- **Activity**
Report all lines from the entries below in which "fichiers" appears.

* * *

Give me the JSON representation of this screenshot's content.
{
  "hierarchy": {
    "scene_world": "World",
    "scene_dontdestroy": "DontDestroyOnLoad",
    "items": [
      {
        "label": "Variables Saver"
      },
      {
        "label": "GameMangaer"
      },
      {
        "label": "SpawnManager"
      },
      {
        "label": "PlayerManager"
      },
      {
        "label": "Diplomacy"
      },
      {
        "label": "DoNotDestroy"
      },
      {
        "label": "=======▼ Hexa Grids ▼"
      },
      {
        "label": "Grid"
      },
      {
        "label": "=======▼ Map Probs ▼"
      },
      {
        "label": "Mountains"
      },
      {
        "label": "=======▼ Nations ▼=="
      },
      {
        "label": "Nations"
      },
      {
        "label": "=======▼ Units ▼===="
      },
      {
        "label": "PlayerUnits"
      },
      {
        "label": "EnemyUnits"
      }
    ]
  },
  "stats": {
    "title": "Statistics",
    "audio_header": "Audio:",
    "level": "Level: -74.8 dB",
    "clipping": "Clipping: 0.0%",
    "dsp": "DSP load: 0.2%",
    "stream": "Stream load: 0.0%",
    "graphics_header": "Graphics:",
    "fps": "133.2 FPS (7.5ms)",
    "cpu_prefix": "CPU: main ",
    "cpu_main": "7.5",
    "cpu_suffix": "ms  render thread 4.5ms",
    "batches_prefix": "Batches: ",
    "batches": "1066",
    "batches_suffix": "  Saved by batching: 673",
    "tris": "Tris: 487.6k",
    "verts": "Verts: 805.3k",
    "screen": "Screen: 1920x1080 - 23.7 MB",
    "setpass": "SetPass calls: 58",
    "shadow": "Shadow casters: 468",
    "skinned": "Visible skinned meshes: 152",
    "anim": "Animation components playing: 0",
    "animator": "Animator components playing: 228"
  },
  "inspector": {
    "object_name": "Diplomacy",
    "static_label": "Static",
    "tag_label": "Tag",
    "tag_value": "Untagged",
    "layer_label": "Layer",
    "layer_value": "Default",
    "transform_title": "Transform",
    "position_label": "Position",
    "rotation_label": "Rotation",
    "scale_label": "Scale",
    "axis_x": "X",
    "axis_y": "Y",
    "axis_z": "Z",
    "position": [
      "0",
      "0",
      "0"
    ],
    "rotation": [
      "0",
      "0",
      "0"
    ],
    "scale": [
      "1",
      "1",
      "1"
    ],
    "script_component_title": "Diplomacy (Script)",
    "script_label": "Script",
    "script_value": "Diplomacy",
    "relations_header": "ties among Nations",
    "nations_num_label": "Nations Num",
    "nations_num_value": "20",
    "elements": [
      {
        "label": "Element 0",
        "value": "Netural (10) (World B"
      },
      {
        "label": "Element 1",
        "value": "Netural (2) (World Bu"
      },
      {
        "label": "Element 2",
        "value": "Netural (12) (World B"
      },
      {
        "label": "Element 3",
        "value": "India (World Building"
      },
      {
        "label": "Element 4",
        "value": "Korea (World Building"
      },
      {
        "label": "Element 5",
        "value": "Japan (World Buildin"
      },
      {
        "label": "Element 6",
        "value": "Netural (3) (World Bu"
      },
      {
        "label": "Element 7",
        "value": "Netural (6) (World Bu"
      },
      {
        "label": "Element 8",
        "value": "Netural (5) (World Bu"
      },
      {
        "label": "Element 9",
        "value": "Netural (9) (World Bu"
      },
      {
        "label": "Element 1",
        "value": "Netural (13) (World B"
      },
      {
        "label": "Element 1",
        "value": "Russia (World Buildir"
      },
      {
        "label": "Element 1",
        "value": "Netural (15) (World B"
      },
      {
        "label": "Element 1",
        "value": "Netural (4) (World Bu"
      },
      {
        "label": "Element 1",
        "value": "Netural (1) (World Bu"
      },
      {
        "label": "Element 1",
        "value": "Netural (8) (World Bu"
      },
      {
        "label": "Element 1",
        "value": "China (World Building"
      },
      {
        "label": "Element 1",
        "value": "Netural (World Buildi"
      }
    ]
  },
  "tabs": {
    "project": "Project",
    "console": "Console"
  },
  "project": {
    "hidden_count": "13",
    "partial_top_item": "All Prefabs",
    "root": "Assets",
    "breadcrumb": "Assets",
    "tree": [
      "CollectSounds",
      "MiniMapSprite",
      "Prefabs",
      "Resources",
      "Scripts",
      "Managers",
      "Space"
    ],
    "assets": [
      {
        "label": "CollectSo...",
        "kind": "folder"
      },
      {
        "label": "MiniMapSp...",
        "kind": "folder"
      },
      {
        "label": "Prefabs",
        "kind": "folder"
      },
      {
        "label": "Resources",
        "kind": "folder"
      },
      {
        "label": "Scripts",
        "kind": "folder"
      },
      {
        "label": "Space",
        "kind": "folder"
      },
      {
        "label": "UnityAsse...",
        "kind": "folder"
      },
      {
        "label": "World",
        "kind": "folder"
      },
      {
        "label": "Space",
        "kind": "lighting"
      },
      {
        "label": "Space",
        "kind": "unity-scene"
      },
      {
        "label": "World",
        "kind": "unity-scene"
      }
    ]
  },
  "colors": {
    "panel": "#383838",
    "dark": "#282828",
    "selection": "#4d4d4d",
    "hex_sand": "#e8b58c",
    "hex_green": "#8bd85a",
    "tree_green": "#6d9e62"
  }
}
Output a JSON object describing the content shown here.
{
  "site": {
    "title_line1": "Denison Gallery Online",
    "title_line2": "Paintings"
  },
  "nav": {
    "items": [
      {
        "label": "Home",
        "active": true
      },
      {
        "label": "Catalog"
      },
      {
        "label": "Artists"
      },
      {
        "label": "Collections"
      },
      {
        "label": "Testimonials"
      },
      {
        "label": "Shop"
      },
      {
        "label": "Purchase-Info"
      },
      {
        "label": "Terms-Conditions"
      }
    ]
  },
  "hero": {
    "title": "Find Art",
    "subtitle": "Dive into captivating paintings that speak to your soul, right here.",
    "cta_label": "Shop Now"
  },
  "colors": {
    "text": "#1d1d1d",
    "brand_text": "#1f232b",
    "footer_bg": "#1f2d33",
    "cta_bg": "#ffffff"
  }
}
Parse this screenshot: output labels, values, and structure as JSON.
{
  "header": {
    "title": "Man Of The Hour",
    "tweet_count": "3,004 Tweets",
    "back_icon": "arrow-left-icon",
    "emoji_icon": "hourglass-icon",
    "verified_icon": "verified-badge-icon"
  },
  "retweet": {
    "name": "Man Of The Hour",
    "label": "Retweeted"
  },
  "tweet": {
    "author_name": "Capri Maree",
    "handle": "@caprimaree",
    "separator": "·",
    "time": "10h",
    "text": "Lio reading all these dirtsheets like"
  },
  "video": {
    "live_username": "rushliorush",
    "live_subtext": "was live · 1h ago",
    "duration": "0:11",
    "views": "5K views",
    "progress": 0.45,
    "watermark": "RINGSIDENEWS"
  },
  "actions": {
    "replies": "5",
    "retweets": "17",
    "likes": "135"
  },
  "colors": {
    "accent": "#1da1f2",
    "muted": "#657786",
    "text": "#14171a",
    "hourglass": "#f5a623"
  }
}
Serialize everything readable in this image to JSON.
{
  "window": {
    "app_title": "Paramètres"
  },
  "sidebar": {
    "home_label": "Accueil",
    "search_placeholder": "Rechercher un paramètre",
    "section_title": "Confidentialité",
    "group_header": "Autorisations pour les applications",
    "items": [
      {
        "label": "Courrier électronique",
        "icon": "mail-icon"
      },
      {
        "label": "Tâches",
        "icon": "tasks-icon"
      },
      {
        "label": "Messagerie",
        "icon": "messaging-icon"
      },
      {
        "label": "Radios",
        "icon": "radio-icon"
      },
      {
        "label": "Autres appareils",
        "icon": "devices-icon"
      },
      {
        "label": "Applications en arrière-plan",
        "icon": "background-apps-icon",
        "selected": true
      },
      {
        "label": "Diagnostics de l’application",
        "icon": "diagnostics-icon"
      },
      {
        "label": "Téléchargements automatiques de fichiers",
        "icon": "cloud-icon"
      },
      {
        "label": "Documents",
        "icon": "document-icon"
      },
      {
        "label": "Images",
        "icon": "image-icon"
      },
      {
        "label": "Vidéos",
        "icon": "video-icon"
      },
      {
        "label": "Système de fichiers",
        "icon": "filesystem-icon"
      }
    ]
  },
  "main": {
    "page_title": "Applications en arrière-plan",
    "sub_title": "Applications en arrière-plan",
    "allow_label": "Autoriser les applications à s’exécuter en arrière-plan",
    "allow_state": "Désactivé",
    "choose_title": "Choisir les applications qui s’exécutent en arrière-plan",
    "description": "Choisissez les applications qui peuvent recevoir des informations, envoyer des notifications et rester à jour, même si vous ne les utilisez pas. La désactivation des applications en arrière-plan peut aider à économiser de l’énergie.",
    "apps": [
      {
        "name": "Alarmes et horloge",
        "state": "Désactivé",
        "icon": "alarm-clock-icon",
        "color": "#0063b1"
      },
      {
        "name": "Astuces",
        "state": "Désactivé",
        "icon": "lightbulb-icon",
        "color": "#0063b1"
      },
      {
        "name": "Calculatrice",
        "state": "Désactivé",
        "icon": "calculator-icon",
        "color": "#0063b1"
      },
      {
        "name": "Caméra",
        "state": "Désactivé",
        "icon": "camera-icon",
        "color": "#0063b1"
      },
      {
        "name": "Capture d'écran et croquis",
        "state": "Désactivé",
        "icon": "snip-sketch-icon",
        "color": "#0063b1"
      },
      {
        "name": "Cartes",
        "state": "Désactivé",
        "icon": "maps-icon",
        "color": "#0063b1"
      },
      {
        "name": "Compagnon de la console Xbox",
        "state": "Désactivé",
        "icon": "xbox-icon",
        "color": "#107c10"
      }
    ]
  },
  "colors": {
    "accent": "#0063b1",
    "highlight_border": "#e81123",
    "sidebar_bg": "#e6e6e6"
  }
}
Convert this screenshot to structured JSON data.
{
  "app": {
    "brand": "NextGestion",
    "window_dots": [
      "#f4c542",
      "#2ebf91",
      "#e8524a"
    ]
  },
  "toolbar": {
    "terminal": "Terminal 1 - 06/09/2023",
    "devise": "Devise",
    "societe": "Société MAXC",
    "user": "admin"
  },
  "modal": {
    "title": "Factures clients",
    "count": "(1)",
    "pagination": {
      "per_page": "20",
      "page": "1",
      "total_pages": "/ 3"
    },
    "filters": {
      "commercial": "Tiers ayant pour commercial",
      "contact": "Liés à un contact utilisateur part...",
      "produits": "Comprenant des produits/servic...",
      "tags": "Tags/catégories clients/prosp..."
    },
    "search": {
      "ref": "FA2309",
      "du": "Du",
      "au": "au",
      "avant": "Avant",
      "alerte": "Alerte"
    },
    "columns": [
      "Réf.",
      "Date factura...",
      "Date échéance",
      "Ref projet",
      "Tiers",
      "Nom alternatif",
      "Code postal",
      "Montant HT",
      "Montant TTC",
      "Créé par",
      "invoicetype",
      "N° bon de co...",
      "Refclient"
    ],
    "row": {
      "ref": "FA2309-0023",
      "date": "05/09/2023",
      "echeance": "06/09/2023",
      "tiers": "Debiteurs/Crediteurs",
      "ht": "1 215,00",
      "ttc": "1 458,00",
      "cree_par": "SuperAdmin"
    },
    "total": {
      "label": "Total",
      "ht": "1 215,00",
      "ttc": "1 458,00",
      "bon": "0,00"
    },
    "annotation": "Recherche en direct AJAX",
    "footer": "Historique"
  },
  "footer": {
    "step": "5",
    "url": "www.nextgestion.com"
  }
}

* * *

- **Answer section**
        "label": "Téléchargements automatiques de fichiers",
        "label": "Système de fichiers",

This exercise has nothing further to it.